═════ DATA IN THIS EXERCISE
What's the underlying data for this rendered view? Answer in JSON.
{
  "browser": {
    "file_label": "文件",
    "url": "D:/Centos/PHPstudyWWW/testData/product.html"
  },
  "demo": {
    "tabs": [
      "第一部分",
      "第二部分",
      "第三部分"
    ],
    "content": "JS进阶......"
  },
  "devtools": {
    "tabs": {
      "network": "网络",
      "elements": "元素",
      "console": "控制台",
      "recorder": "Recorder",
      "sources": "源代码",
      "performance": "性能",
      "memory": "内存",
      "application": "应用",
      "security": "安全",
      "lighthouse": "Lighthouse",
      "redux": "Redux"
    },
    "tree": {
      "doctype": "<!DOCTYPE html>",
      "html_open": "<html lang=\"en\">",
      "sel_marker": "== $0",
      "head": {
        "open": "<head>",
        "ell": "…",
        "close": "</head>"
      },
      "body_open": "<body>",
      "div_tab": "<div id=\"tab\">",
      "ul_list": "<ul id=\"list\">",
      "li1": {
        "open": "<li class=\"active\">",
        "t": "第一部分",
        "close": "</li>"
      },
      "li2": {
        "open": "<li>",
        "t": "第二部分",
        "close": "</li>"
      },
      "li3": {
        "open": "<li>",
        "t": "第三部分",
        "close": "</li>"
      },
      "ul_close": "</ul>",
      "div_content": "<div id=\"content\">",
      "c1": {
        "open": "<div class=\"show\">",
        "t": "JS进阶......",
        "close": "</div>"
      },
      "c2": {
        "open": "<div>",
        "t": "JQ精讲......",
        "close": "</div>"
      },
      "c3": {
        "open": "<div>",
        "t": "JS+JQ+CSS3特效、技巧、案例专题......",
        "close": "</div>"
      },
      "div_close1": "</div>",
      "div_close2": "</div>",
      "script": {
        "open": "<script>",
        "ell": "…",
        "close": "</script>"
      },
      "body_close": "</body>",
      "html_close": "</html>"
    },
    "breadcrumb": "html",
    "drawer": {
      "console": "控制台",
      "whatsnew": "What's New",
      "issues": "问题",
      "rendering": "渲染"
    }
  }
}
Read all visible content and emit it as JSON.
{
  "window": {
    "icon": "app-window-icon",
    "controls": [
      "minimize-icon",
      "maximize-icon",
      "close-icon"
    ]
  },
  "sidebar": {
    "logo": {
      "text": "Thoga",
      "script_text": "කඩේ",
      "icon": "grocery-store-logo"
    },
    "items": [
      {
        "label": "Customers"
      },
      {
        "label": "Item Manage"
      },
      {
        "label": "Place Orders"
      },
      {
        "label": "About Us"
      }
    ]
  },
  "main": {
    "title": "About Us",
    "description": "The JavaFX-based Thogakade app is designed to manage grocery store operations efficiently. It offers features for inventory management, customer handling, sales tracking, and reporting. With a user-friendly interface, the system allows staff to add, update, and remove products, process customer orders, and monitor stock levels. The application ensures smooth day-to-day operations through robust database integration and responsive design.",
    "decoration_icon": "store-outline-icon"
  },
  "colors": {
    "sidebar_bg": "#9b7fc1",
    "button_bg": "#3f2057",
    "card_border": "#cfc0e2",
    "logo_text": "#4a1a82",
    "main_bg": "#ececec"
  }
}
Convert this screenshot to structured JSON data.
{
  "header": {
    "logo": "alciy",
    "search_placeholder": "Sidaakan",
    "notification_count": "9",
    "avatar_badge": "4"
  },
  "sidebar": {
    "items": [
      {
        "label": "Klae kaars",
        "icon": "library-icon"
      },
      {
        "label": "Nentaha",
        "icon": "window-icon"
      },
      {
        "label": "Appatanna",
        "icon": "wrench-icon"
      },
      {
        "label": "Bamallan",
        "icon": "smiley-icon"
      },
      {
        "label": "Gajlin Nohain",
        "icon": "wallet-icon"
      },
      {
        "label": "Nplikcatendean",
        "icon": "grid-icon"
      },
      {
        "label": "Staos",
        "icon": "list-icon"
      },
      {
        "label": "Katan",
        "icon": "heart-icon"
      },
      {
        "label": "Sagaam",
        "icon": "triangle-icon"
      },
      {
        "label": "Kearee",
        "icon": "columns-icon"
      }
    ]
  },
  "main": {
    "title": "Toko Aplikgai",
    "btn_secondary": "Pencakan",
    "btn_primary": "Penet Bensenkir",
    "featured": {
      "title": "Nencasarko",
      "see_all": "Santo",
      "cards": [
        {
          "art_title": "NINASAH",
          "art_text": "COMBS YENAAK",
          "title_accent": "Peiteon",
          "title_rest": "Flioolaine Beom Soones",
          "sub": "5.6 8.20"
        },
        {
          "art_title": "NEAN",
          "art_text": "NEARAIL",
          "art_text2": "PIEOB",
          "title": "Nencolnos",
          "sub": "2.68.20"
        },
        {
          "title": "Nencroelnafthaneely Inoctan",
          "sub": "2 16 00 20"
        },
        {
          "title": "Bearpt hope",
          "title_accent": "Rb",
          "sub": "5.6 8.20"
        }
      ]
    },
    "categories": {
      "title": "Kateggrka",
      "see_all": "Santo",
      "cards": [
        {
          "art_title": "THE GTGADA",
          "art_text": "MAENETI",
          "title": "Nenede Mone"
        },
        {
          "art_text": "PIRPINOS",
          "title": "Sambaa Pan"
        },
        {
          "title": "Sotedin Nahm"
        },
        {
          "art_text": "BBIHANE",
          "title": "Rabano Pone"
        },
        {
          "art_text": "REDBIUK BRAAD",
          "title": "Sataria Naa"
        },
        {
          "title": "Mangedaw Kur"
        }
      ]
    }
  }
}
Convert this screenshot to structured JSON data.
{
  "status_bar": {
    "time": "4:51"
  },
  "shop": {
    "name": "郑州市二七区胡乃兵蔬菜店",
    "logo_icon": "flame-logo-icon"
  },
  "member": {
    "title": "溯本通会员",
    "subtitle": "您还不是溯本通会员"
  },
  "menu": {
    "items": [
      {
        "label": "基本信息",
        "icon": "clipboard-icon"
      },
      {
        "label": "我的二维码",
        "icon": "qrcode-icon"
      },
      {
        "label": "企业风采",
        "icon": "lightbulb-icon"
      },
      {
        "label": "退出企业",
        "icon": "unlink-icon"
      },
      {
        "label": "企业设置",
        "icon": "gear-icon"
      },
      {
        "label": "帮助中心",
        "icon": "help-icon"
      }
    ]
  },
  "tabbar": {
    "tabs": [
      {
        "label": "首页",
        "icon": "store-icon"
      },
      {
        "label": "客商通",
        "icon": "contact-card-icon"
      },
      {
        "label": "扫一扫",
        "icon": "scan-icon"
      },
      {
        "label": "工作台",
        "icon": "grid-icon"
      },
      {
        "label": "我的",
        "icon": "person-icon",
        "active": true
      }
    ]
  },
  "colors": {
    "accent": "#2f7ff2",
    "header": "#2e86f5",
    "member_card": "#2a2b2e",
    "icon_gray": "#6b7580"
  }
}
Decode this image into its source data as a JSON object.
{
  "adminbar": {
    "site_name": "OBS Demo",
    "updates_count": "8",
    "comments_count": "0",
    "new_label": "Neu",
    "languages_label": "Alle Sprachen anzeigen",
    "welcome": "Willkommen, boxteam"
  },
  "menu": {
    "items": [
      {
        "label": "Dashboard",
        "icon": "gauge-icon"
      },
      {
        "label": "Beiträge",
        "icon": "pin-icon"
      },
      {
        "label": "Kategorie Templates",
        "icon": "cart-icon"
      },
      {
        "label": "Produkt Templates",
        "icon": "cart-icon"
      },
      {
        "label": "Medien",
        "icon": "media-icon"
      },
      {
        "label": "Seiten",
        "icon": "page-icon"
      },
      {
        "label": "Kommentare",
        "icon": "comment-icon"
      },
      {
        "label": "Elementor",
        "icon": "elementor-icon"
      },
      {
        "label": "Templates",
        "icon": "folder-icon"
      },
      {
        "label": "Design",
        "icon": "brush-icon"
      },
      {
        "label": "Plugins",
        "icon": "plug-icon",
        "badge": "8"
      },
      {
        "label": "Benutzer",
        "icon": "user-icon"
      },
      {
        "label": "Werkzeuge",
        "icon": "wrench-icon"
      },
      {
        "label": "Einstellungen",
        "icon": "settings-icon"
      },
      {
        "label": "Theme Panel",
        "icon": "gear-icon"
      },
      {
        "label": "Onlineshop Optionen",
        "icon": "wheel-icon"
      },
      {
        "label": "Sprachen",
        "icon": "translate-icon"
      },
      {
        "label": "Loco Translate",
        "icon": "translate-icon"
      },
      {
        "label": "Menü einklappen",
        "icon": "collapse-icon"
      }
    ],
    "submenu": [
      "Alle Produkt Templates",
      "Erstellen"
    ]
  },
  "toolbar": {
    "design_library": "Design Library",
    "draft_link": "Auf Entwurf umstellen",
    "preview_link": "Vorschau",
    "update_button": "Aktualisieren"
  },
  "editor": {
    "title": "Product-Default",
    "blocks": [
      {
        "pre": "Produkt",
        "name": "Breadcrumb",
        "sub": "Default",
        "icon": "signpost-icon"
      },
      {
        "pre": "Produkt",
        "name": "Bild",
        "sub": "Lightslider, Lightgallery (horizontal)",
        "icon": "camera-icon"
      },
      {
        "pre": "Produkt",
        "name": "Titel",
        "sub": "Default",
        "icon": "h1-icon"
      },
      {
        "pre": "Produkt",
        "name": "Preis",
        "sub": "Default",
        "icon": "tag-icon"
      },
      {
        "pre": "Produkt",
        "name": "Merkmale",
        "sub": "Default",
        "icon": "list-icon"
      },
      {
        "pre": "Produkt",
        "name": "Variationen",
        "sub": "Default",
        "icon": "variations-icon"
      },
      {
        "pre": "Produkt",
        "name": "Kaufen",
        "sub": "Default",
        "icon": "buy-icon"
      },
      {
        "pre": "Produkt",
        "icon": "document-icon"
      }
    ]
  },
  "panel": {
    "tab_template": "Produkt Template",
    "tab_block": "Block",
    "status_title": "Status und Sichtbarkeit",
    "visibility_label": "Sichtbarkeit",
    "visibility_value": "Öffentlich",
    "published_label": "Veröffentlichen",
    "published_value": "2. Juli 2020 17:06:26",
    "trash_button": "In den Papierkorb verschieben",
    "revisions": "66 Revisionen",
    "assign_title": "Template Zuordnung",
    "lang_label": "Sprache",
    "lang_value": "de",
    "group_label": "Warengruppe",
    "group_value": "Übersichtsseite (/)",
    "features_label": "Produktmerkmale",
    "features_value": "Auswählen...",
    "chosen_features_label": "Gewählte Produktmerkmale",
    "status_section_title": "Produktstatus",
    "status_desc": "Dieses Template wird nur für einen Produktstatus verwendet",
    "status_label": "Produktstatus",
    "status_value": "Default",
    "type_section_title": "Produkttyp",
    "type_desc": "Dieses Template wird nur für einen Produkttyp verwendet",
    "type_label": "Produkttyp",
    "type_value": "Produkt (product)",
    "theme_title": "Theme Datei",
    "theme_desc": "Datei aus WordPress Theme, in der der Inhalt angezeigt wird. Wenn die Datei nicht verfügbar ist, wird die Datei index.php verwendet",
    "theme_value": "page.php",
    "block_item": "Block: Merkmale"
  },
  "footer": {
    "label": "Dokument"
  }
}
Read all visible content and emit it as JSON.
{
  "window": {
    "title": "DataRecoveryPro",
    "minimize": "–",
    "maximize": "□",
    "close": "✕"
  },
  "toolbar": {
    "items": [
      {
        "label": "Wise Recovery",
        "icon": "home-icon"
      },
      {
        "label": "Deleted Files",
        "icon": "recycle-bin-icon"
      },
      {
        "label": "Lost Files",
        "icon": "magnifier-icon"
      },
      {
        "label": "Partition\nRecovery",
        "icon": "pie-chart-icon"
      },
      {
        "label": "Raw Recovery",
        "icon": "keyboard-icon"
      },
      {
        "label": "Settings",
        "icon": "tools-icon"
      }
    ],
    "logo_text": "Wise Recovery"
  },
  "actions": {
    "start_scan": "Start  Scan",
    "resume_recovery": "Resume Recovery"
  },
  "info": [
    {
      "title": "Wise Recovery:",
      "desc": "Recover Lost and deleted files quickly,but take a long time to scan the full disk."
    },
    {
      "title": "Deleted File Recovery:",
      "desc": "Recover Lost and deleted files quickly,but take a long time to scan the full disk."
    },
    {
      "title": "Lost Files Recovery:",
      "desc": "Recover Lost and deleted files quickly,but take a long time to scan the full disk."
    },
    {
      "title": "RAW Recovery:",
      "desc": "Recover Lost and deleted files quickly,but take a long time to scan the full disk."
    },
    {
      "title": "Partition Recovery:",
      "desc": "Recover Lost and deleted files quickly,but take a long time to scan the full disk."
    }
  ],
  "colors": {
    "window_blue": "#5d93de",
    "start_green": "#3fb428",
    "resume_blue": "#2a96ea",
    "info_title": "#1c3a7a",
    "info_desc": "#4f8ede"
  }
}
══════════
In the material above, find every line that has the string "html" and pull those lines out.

WRITTEN ANSWER:
    "url": "D:/Centos/PHPstudyWWW/testData/product.html"
      "doctype": "<!DOCTYPE html>",
      "html_open": "<html lang=\"en\">",
      "html_close": "</html>"
    "breadcrumb": "html",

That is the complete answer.